London 2012 Olympics: how technology is aiding Team GB. “After one session I became a lot more aerodynamic,” explained Lucy Hall, one of the domestiques aiming to help Helen Jenkins win gold in the women’s triathlon competition. “I worked on my shoulder position, got a lot more narrow. My shoulders were quite relaxed and I needed to teach my body how to bring my shoulders in without becoming tense.
"With the reviews from here, I have been successful, though. In terms of energy, you can gain 10 or 15 watts. Lewis and Jenson fuel up on Lucozade for the Malaysian Grand Prix. London 2012 Olympics: how technology is aiding Team GB. Faster, higher, stronger - with technology's help. Since the days of woollen shorts and cinder track, athletic performance has kept on improving.
As time goes by, there have simply been more and more people on the planet - so there are more exceptional athletes to choose from nutrition, medicine and training facilities have improved steadily, too. But in most sports it is technology that is making the biggest difference to how far, how high, or how fast people can go. At Loughborough University, they are designing power into pairs of sprinters spikes.
Using a process called 3D printing, the stiffness is built into the shoes. The spiked sole is laid down layer by layer. They are then matched to the athlete. Take cycling. Doubled distances Lighter, more aerodynamic javelins have nearly doubled the distances they can be thrown: there has been a 95 per cent improvement since 1936. Fibreglass and carbon fibre did the same for pole vault, with an 86 per cent improvement since 1918. Hot pants are British team's secret weapon in medal push. Great Britain's track cycling gold medal hope Victoria Pendleton.
Photo: Reuters Britain's track cycling team will unveil revolutionary battery-powered hot pants in London's Olympic velodrome following covert trials over 18 months designed to give the home nation a scientific advantage over their rivals. Olympics 2012: Video analysis software powers Team GB. VIDEO – Altitude training in the England gym. National Fitness Coach Paul Stridgeon explains SA altitude preparations Simulated altitude machines and spinning get England ready for Highveld England are now on the elevated eastern plateau of Johannesburg in South Africa to prepare for three games at altitude, starting with the match against the SA Barbarians South in Kimberley on Wednesday.

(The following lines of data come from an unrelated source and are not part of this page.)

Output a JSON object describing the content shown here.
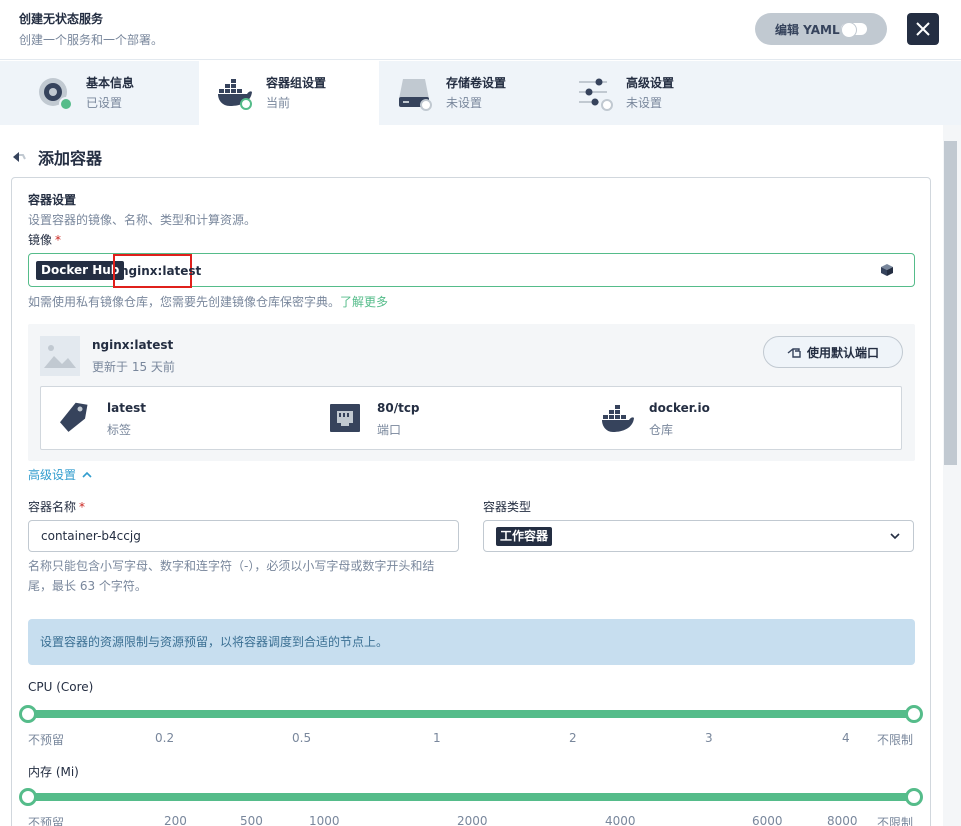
{
  "header": {
    "title": "创建无状态服务",
    "subtitle": "创建一个服务和一个部署。",
    "yaml_label": "编辑 YAML"
  },
  "tabs": [
    {
      "label": "基本信息",
      "status": "已设置"
    },
    {
      "label": "容器组设置",
      "status": "当前"
    },
    {
      "label": "存储卷设置",
      "status": "未设置"
    },
    {
      "label": "高级设置",
      "status": "未设置"
    }
  ],
  "back_label": "添加容器",
  "container": {
    "section_title": "容器设置",
    "section_desc": "设置容器的镜像、名称、类型和计算资源。",
    "image_label": "镜像",
    "required_mark": "*",
    "registry": "Docker Hub",
    "image_value": "nginx:latest",
    "hint": "如需使用私有镜像仓库，您需要先创建镜像仓库保密字典。",
    "hint_link": "了解更多"
  },
  "image_card": {
    "name": "nginx:latest",
    "updated": "更新于 15 天前",
    "port_button": "使用默认端口",
    "items": [
      {
        "value": "latest",
        "key": "标签",
        "icon": "tag-icon"
      },
      {
        "value": "80/tcp",
        "key": "端口",
        "icon": "ethernet-port-icon"
      },
      {
        "value": "docker.io",
        "key": "仓库",
        "icon": "docker-icon"
      }
    ]
  },
  "advanced": {
    "label": "高级设置",
    "name_label": "容器名称",
    "name_value": "container-b4ccjg",
    "type_label": "容器类型",
    "type_value": "工作容器",
    "name_hint": "名称只能包含小写字母、数字和连字符（-），必须以小写字母或数字开头和结尾，最长 63 个字符。"
  },
  "resource_hint": "设置容器的资源限制与资源预留，以将容器调度到合适的节点上。",
  "cpu": {
    "label": "CPU (Core)",
    "ticks": [
      "不预留",
      "0.2",
      "0.5",
      "1",
      "2",
      "3",
      "4",
      "不限制"
    ],
    "range": [
      "不预留",
      "不限制"
    ]
  },
  "memory": {
    "label": "内存 (Mi)",
    "ticks": [
      "不预留",
      "200",
      "500",
      "1000",
      "2000",
      "4000",
      "6000",
      "8000",
      "不限制"
    ],
    "range": [
      "不预留",
      "不限制"
    ]
  },
  "colors": {
    "accent": "#55bc8a",
    "dark": "#242e42",
    "highlight": "#e0201b"
  }
}
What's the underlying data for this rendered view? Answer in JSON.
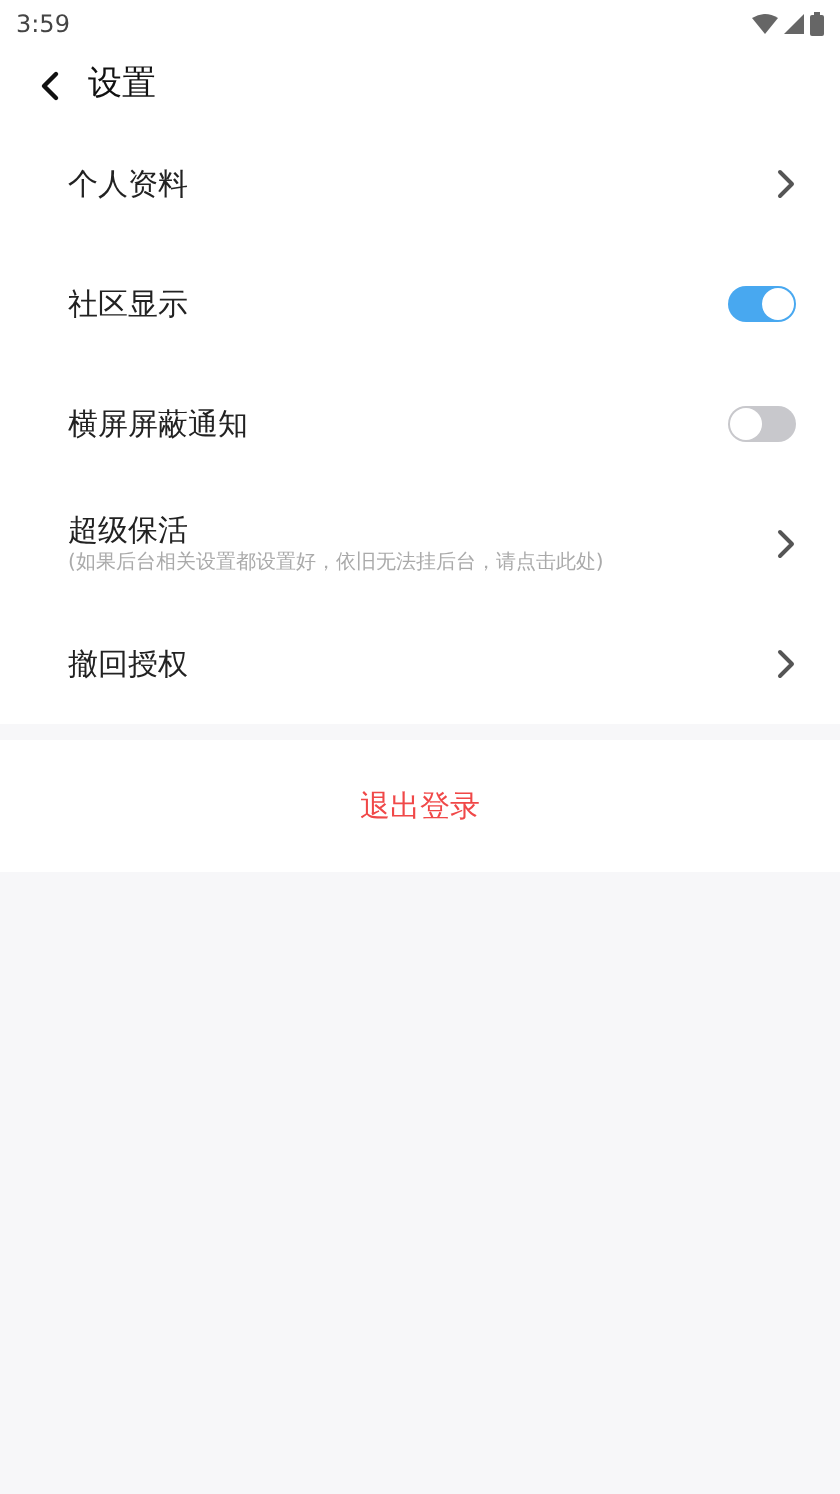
{
  "status_bar": {
    "time": "3:59"
  },
  "header": {
    "title": "设置"
  },
  "settings": [
    {
      "kind": "link",
      "label": "个人资料"
    },
    {
      "kind": "toggle",
      "label": "社区显示",
      "on": true
    },
    {
      "kind": "toggle",
      "label": "横屏屏蔽通知",
      "on": false
    },
    {
      "kind": "link",
      "label": "超级保活",
      "hint": "(如果后台相关设置都设置好，依旧无法挂后台，请点击此处)"
    },
    {
      "kind": "link",
      "label": "撤回授权"
    }
  ],
  "logout_button": {
    "label": "退出登录"
  }
}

In a rare glimpse into England's training methods, RFU.com went into the gym with a video camera to find out from National Fitness Coach Paul Stridgeon exactly how England are preparing for the challenge. Olympic film highlights technology support for British athletes. Subscribe Shelly WoodsBAE Systems BAE Systems 12 January 2012.
Altitude training: Challenging conventional wisdom. VIDEO – Altitude training in the England gym. Olympic athletes use devices to improve performance. By Anne Ryman - Jul. 21, 2012 11:09 PM The Republic | azcentral.com Olympic records have been falling steadily for more than a century, largely because of improvements in physical fitness and training.
The London Games, however, are putting a new focus on another factor pushing Olympic achievement to new heights: better technology. Olympic technology More athletes in more sports are turning to high-tech devices, clothing, testing and research to gain an edge against the competition. In some cases, advances in a sport's basic equipment, such as a soccer ball, are elevating the performance of all competitors. The Summer Games, which begin with opening ceremonies Friday, will be a showcase of sorts for "sports engineering," as it is called. "There will be a great deal of new technology used in the upcoming Games," said Philippa Oldham, head of manufacturing at the Institution of Mechanical Engineers, a London-based organization that recently published a report on trends in the field. Science Of The Summer Olympics: Engineering In Sports. "Science of the Summer Olympics: Engineering In Sports,” the fourth and latest installment in the “Science of Sports” franchise, explores the science, engineering and technology that are helping athletes maximize their performance at the 2012 London Games.
Timing is everything, especially at the 2012 Summer Olympics where even a millisecond could mean the difference... Highly engineered safety helmets are an essential part of many olympians' athletic gear. How is Bradley Wiggins different from the average man? 25 July 2012Last updated at 21:13 ET By Keith Moore BBC News The final leg of Bradley Wiggins's Tour de France victory, through the streets of Paris, seemed a relatively gentle end to a gruelling 3,497km (2,172-mile) race.
Being able to ride that distance in three weeks, including punishing mountain climbs at altitudes that would leave most people gasping for air, is beyond the reach of all but the most highly trained endurance athletes. The two main physiological differences between an elite endurance athlete like Wiggins and the average person are a bigger heart - which allows more oxygen-rich blood to be pumped to the muscles - and the muscles' capability to use that oxygen, said Loughborough University's Dr Keith Tolfrey.
Both heart size and oxygen utilisation by muscles can be improved with training. The heart is made up of four chambers. Dr Tolfrey said endurance athletes like Wiggins are likely to have huge left ventricles. 'Tenacity and desire' The Science Behind the Bike.